Poker is a card game that can be played by two to seven players. It uses a 52-card deck, with a number of different rules and strategies depending on the type of poker you play.
The game consists of four stages: ante, flop, turn and river. In the first stage, an ante is placed in the pot by each player. These are small amounts of money, and they must be paid if you want to be dealt in. The cards are then dealt to all the players.
Once the ante has been placed, the dealer deals two cards to each of the players, keeping them secret from the other players. Then the players can bet, raise or fold their hand.
Whenever there is a betting round, the players can choose to “fold,” which means not playing this round, or they can “check,” which means they will match the bet that someone else made. Or they can “raise,” which means they will add more money to the pot.
A good poker player knows that it is important to be patient and wait for the right cards to come their way. It may seem counterintuitive at first, but the more you learn to be patient, the more likely you will be able to play well.
Learning to be patient is an invaluable skill to have at any poker table, and one that can help you in other situations as well.

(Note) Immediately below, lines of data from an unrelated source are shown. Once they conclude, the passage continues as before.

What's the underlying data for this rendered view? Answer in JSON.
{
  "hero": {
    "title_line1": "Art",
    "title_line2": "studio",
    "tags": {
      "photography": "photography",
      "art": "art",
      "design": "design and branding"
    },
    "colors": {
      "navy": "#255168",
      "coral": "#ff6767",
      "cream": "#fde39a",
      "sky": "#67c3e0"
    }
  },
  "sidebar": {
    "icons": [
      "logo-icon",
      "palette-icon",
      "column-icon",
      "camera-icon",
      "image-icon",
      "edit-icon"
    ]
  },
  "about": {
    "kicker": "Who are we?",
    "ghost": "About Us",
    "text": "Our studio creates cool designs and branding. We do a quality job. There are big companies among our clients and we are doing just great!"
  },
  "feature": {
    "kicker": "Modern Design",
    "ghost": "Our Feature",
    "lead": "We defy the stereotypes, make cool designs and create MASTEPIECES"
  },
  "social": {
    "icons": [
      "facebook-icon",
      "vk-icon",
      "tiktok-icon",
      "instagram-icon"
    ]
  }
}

When you are trying to make a decision, such as whether or not to call or raise, being patient can save you a lot of time and frustration.
Being patient also allows you to recognize when you are losing and take a lesson from it. A good poker player will not throw a tantrum over a bad hand, but they will fold and try again the next time they see a similar situation.
Developing logical thinking
Poker is a mental sport that requires extensive concentration and focus. This is important because it helps reduce stress, and can improve memory and attention span. In addition, it is known to have a positive effect on physical health as well.
Having a broad arsenal of weapons
The ability to develop a wide arsenal of poker tactics is essential to your success at the game. A player with a strong arsenal of weaponry will be able to keep the opponents at the table off balance and make them lose confidence in their hands.
Having a strong bluffing strategy is another key part of winning at poker. When you bluff, you can make your opponent think that you have a stronger hand than you actually do. By making a weaker hand look strong, you can win big pots.
Knowing when to be aggressive and when to be tight is another vital element of poker. You can be very aggressive when you have a strong hand, but you should avoid being too aggressive when you have a weak hand.